# TASK BRIEF:
Without altering a word, return the records below, but exclude the pictures.

# RECORDS SUPPLIED:
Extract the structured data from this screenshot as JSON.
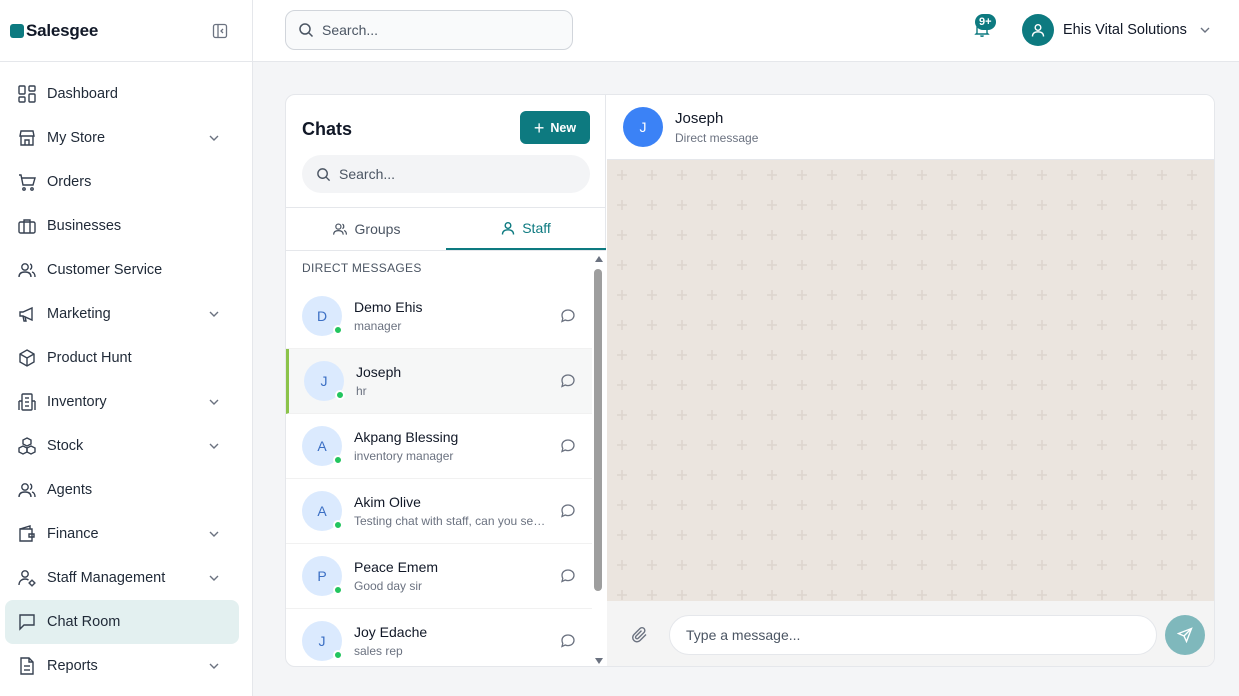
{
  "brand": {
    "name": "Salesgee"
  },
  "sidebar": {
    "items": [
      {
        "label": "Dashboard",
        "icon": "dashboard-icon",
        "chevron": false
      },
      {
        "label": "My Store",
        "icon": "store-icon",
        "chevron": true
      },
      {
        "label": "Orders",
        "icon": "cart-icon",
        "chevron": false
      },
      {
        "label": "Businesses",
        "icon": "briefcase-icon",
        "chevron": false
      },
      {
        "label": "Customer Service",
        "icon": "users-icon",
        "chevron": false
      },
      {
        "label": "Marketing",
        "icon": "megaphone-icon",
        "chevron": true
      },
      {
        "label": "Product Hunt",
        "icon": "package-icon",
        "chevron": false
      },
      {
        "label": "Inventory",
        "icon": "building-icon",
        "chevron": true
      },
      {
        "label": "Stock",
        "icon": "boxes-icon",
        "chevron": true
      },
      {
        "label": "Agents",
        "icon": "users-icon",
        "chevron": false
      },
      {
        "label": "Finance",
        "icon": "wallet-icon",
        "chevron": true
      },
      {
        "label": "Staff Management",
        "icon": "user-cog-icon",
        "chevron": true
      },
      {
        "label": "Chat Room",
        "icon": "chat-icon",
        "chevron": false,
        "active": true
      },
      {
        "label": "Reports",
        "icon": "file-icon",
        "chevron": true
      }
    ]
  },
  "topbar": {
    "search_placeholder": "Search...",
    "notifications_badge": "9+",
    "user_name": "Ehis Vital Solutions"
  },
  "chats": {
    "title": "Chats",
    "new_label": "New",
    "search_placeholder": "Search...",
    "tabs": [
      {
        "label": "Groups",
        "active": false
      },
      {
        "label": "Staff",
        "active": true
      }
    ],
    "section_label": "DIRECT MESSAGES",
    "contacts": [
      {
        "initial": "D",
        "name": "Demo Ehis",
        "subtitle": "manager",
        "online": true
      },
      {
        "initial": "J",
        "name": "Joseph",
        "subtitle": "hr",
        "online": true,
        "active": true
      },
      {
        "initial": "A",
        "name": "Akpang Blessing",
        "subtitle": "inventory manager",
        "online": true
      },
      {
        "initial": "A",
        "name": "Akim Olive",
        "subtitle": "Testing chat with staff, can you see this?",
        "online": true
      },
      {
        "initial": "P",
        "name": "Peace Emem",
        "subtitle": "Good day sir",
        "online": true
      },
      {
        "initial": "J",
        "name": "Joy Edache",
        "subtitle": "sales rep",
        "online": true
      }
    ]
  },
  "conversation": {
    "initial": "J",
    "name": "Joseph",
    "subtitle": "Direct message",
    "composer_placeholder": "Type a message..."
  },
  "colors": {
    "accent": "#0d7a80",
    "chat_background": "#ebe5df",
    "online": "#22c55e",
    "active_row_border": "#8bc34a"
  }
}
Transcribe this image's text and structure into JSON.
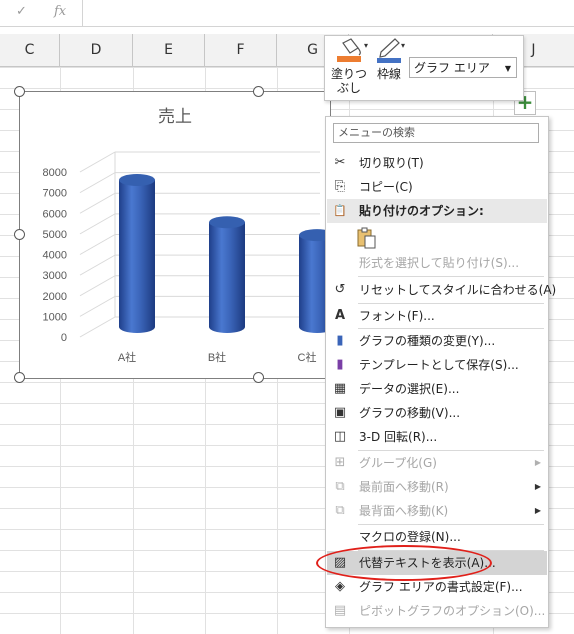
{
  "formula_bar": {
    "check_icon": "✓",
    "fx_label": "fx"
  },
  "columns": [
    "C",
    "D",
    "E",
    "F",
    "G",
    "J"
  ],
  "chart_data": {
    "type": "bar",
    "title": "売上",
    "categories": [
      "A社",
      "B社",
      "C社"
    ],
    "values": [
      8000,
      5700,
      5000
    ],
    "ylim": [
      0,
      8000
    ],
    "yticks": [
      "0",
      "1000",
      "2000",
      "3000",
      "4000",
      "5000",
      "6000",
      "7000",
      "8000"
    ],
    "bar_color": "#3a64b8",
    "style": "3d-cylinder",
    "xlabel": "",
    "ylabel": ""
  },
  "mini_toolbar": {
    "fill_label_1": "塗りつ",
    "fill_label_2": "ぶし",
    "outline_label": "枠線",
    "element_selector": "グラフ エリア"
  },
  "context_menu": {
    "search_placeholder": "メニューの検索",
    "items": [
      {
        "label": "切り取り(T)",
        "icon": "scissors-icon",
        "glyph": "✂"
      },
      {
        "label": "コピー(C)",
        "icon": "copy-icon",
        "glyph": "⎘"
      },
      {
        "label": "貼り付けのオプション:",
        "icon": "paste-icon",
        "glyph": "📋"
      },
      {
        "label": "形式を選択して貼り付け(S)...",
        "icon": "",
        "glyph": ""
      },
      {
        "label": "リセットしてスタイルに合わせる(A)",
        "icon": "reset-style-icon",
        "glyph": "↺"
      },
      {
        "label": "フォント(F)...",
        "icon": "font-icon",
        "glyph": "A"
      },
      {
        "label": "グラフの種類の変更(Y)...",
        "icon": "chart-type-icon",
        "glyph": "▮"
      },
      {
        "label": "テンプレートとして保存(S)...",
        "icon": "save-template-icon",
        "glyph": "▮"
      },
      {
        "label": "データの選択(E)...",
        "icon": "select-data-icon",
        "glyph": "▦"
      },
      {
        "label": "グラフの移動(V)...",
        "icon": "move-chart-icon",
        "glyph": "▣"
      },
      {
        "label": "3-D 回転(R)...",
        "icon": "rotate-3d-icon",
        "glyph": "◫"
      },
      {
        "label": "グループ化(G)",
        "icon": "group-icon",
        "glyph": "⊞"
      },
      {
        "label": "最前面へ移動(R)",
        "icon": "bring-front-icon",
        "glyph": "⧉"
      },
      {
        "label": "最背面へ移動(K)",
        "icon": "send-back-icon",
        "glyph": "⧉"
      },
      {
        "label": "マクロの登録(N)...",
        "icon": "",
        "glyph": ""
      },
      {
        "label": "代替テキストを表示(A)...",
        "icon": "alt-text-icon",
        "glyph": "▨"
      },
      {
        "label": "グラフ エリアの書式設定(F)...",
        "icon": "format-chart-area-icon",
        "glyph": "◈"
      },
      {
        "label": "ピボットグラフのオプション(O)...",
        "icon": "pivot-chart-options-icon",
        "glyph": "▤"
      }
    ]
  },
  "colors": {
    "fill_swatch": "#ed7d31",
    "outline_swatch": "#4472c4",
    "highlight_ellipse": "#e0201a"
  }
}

# EXPECTED ANSWER:
Extract the structured data from this screenshot as JSON.
{
  "brand": {
    "name": "Salesgee"
  },
  "sidebar": {
    "items": [
      {
        "label": "Dashboard",
        "icon": "dashboard-icon",
        "chevron": false
      },
      {
        "label": "My Store",
        "icon": "store-icon",
        "chevron": true
      },
      {
        "label": "Orders",
        "icon": "cart-icon",
        "chevron": false
      },
      {
        "label": "Businesses",
        "icon": "briefcase-icon",
        "chevron": false
      },
      {
        "label": "Customer Service",
        "icon": "users-icon",
        "chevron": false
      },
      {
        "label": "Marketing",
        "icon": "megaphone-icon",
        "chevron": true
      },
      {
        "label": "Product Hunt",
        "icon": "package-icon",
        "chevron": false
      },
      {
        "label": "Inventory",
        "icon": "building-icon",
        "chevron": true
      },
      {
        "label": "Stock",
        "icon": "boxes-icon",
        "chevron": true
      },
      {
        "label": "Agents",
        "icon": "users-icon",
        "chevron": false
      },
      {
        "label": "Finance",
        "icon": "wallet-icon",
        "chevron": true
      },
      {
        "label": "Staff Management",
        "icon": "user-cog-icon",
        "chevron": true
      },
      {
        "label": "Chat Room",
        "icon": "chat-icon",
        "chevron": false,
        "active": true
      },
      {
        "label": "Reports",
        "icon": "file-icon",
        "chevron": true
      }
    ]
  },
  "topbar": {
    "search_placeholder": "Search...",
    "notifications_badge": "9+",
    "user_name": "Ehis Vital Solutions"
  },
  "chats": {
    "title": "Chats",
    "new_label": "New",
    "search_placeholder": "Search...",
    "tabs": [
      {
        "label": "Groups",
        "active": false
      },
      {
        "label": "Staff",
        "active": true
      }
    ],
    "section_label": "DIRECT MESSAGES",
    "contacts": [
      {
        "initial": "D",
        "name": "Demo Ehis",
        "subtitle": "manager",
        "online": true
      },
      {
        "initial": "J",
        "name": "Joseph",
        "subtitle": "hr",
        "online": true,
        "active": true
      },
      {
        "initial": "A",
        "name": "Akpang Blessing",
        "subtitle": "inventory manager",
        "online": true
      },
      {
        "initial": "A",
        "name": "Akim Olive",
        "subtitle": "Testing chat with staff, can you see this?",
        "online": true
      },
      {
        "initial": "P",
        "name": "Peace Emem",
        "subtitle": "Good day sir",
        "online": true
      },
      {
        "initial": "J",
        "name": "Joy Edache",
        "subtitle": "sales rep",
        "online": true
      }
    ]
  },
  "conversation": {
    "initial": "J",
    "name": "Joseph",
    "subtitle": "Direct message",
    "composer_placeholder": "Type a message..."
  },
  "colors": {
    "accent": "#0d7a80",
    "chat_background": "#ebe5df",
    "online": "#22c55e",
    "active_row_border": "#8bc34a"
  }
}
Transcribe this image's text and structure into JSON.
{
  "formula_bar": {
    "check_icon": "✓",
    "fx_label": "fx"
  },
  "columns": [
    "C",
    "D",
    "E",
    "F",
    "G",
    "J"
  ],
  "chart_data": {
    "type": "bar",
    "title": "売上",
    "categories": [
      "A社",
      "B社",
      "C社"
    ],
    "values": [
      8000,
      5700,
      5000
    ],
    "ylim": [
      0,
      8000
    ],
    "yticks": [
      "0",
      "1000",
      "2000",
      "3000",
      "4000",
      "5000",
      "6000",
      "7000",
      "8000"
    ],
    "bar_color": "#3a64b8",
    "style": "3d-cylinder",
    "xlabel": "",
    "ylabel": ""
  },
  "mini_toolbar": {
    "fill_label_1": "塗りつ",
    "fill_label_2": "ぶし",
    "outline_label": "枠線",
    "element_selector": "グラフ エリア"
  },
  "context_menu": {
    "search_placeholder": "メニューの検索",
    "items": [
      {
        "label": "切り取り(T)",
        "icon": "scissors-icon",
        "glyph": "✂"
      },
      {
        "label": "コピー(C)",
        "icon": "copy-icon",
        "glyph": "⎘"
      },
      {
        "label": "貼り付けのオプション:",
        "icon": "paste-icon",
        "glyph": "📋"
      },
      {
        "label": "形式を選択して貼り付け(S)...",
        "icon": "",
        "glyph": ""
      },
      {
        "label": "リセットしてスタイルに合わせる(A)",
        "icon": "reset-style-icon",
        "glyph": "↺"
      },
      {
        "label": "フォント(F)...",
        "icon": "font-icon",
        "glyph": "A"
      },
      {
        "label": "グラフの種類の変更(Y)...",
        "icon": "chart-type-icon",
        "glyph": "▮"
      },
      {
        "label": "テンプレートとして保存(S)...",
        "icon": "save-template-icon",
        "glyph": "▮"
      },
      {
        "label": "データの選択(E)...",
        "icon": "select-data-icon",
        "glyph": "▦"
      },
      {
        "label": "グラフの移動(V)...",
        "icon": "move-chart-icon",
        "glyph": "▣"
      },
      {
        "label": "3-D 回転(R)...",
        "icon": "rotate-3d-icon",
        "glyph": "◫"
      },
      {
        "label": "グループ化(G)",
        "icon": "group-icon",
        "glyph": "⊞"
      },
      {
        "label": "最前面へ移動(R)",
        "icon": "bring-front-icon",
        "glyph": "⧉"
      },
      {
        "label": "最背面へ移動(K)",
        "icon": "send-back-icon",
        "glyph": "⧉"
      },
      {
        "label": "マクロの登録(N)...",
        "icon": "",
        "glyph": ""
      },
      {
        "label": "代替テキストを表示(A)...",
        "icon": "alt-text-icon",
        "glyph": "▨"
      },
      {
        "label": "グラフ エリアの書式設定(F)...",
        "icon": "format-chart-area-icon",
        "glyph": "◈"
      },
      {
        "label": "ピボットグラフのオプション(O)...",
        "icon": "pivot-chart-options-icon",
        "glyph": "▤"
      }
    ]
  },
  "colors": {
    "fill_swatch": "#ed7d31",
    "outline_swatch": "#4472c4",
    "highlight_ellipse": "#e0201a"
  }
}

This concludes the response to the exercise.